The euro has finally slumped against the dollar, falling over 5% since August 29th, and the dollar is up almost 5% against a basket of major currencies. The dollar is now the only cheap safe haven left, since the yen and swiss franc both reached highs that were seen as untenable. The news out of the ECB today is that tightenings are off the table and an easing of policy is on the way. This is facilitating the decline of the euro and will ameliorate the pain of defaults, although it's likely to come at the cost of higher inflation down the road. Regardless, what we are seeing here is just the eventual fallout of bloated governments in Europe that have borrowed too much money and squandered it. The money was squandered—and effectively lost—long ago (see my thoughts on what really happens in a default here), and now it's a game of musical chairs to see who will be left holding the bag when the music stops as it will have to sooner or later.


The Euro Stoxx 50 index  is down by about one-third from its recent highs, and is only 17% above its March 2009 lows. Very bad news is being priced in, as the market braces for a nasty recession.
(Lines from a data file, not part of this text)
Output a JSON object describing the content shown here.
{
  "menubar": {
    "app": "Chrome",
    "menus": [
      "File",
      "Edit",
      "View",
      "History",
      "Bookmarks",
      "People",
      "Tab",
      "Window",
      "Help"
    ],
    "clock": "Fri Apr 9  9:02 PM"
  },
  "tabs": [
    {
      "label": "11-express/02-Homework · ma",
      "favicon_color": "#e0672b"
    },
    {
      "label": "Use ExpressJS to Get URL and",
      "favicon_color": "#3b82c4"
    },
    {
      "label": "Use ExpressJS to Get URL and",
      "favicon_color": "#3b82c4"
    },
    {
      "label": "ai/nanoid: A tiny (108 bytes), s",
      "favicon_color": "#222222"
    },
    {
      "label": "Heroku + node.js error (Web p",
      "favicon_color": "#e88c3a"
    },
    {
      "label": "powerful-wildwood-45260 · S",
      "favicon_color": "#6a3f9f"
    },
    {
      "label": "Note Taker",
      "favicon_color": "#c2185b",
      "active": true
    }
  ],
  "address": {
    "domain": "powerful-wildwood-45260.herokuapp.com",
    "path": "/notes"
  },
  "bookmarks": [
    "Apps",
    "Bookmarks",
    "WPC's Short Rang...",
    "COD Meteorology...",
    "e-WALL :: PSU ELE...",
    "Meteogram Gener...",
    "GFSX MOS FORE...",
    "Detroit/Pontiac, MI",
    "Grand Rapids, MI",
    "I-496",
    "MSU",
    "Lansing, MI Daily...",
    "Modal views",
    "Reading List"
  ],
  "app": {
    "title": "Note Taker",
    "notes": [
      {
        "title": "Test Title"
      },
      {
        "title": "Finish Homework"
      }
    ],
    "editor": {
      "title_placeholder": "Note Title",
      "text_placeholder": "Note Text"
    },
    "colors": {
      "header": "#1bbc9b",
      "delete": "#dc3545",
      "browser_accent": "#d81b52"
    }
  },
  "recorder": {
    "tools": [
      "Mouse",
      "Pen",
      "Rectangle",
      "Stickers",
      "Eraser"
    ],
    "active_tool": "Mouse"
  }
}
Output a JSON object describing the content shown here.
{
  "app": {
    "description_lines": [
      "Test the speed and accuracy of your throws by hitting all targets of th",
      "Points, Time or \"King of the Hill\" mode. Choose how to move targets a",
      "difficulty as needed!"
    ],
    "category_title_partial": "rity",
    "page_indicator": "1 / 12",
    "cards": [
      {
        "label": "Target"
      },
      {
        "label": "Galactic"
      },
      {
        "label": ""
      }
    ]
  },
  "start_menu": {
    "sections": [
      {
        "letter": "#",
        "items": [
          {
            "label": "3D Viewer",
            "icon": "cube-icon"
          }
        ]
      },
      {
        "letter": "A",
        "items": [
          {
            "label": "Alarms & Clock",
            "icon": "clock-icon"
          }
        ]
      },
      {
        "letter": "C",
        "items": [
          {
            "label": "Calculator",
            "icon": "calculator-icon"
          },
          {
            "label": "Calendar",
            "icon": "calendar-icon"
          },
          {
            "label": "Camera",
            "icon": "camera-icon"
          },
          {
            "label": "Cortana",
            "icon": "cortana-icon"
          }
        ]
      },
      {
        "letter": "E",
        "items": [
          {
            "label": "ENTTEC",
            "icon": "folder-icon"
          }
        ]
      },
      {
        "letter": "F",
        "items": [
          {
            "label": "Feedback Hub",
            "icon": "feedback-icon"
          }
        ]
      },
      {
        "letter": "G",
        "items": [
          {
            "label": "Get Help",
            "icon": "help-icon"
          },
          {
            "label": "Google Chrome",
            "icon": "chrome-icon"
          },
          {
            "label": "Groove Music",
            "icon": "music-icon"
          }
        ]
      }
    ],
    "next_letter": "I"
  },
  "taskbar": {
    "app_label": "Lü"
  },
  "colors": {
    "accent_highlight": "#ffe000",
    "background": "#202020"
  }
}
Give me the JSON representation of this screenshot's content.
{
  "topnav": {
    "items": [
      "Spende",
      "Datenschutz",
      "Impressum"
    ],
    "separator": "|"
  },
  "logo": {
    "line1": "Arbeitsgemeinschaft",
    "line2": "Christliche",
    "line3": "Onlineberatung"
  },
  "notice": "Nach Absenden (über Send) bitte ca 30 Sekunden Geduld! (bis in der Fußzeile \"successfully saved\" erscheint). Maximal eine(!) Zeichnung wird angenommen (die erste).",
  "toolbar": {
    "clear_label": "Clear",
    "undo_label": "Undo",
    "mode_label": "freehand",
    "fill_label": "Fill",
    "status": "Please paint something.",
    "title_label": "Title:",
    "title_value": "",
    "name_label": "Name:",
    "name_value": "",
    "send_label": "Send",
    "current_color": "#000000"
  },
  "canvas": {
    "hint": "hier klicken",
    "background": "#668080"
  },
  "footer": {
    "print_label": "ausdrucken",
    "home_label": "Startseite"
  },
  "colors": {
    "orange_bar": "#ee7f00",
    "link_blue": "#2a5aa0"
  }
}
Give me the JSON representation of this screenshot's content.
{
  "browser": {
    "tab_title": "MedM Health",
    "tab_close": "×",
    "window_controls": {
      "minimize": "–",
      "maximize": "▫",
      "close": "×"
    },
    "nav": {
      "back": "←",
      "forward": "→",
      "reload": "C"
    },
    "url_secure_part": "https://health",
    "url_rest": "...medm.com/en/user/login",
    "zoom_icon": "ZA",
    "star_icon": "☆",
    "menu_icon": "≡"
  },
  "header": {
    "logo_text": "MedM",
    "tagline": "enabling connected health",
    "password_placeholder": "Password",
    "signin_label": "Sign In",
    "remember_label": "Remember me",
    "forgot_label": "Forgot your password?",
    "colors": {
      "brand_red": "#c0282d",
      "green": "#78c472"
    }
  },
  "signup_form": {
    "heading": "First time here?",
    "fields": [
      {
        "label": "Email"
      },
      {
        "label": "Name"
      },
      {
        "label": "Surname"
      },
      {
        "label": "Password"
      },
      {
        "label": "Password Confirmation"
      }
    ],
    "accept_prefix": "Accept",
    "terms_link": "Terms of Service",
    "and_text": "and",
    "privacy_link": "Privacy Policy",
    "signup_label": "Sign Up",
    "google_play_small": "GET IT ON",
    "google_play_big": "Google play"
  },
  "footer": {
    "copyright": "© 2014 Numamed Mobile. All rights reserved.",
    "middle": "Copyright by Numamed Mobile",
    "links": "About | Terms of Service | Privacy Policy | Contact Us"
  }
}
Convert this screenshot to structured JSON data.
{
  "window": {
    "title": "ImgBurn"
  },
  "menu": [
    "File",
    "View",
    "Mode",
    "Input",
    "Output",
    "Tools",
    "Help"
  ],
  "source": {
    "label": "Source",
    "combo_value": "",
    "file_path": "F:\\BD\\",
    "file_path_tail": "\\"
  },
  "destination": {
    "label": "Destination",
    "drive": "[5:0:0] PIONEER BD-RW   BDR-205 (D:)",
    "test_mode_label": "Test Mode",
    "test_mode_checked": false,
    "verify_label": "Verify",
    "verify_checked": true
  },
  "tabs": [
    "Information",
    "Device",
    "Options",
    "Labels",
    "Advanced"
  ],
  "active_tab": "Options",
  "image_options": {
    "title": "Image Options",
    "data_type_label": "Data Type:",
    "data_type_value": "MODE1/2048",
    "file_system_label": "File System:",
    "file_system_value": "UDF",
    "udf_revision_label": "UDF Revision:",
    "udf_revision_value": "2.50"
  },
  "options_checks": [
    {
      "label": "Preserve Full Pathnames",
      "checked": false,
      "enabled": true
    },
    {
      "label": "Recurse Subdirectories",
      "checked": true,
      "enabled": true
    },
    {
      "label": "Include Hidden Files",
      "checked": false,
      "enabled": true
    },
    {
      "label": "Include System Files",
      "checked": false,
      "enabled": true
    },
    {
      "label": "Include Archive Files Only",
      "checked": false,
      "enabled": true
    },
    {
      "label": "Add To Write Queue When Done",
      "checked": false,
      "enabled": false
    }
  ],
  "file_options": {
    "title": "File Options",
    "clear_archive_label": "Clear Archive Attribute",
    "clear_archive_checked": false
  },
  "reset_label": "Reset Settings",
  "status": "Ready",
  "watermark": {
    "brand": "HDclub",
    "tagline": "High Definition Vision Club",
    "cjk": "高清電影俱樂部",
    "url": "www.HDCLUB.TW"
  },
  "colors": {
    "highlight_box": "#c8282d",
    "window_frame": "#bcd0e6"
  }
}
The Euro Stoxx Banks index has essentially given up all its gains since the March 2009 lows. Prices now reflect a decline of over 80% from pre-recession highs. This is a catastrophe, much worse than the 68% decline in U.S. bank stocks over the same period. The banks have paid a huge price for their mistaken belief that sovereign debt was a bullet-proof investment. The only question now is whether their capital will be wiped out and they will cease to exist. But as far as the market is concerned, we are very close to seeing that happen. Will this be the end of the world as we know it? I doubt it. Things were even worse about three years ago, yet the world has managed a decent recovery to date.

One very important thing to keep in mind: many trillions of market cap have been wiped out in the past few months, much more than the value of PIIGS debt that could be defaulted on in a worst-case scenario. As far as the market is concerned, the worst-case PIIGS scenario has already happened. Yet life goes on. There are no mass closings of factories in Europe, no mass firings, the wheels of commerce continue to turn, the traffic continues to jam around rush hour.

6 comments:

Pragmatic Investor said...

Funny I thought you said the damage for a Greek default has been done and priced in. The market doesn't seem to agree.

Dr William J McKibbin said...

Greece, followed by Portugal, Spain, Italy, California, New York, and Rhode Island...

Christian S. Herzeca, Esq. said...

OT, today's selling is at least partly attributable to trimming before a 9/11 weekend anniversary in which a credible al-quaeda threat has been discovered. if all is clear monday, the market will likely be biased up, subject of course to the screw ups from europe

Scott Grannis said...

Christian: good point

Benjamin said...

The market may be reacting to uncertainly caused by large private-equity funds such as Long-Term Capital Management.

Who knows who has leveraged 100-to-1, what young traders sitting by a computer screen has placed centi-billion bets--that he cannot back up?

I hate to say regulation--but if an AIG or Long-Term Capital Management can melt down at any time.....

William said...

Watching the ups and downs of markets the past few years is like watching some alternative economic system on adrenaline played out on a computer screen. The movements in the equity and bond markets are so exaggerated, so amplified compared to the reality of the situations.

Too many computer algorithms, too many obscure derivatives interacting at the speed of light.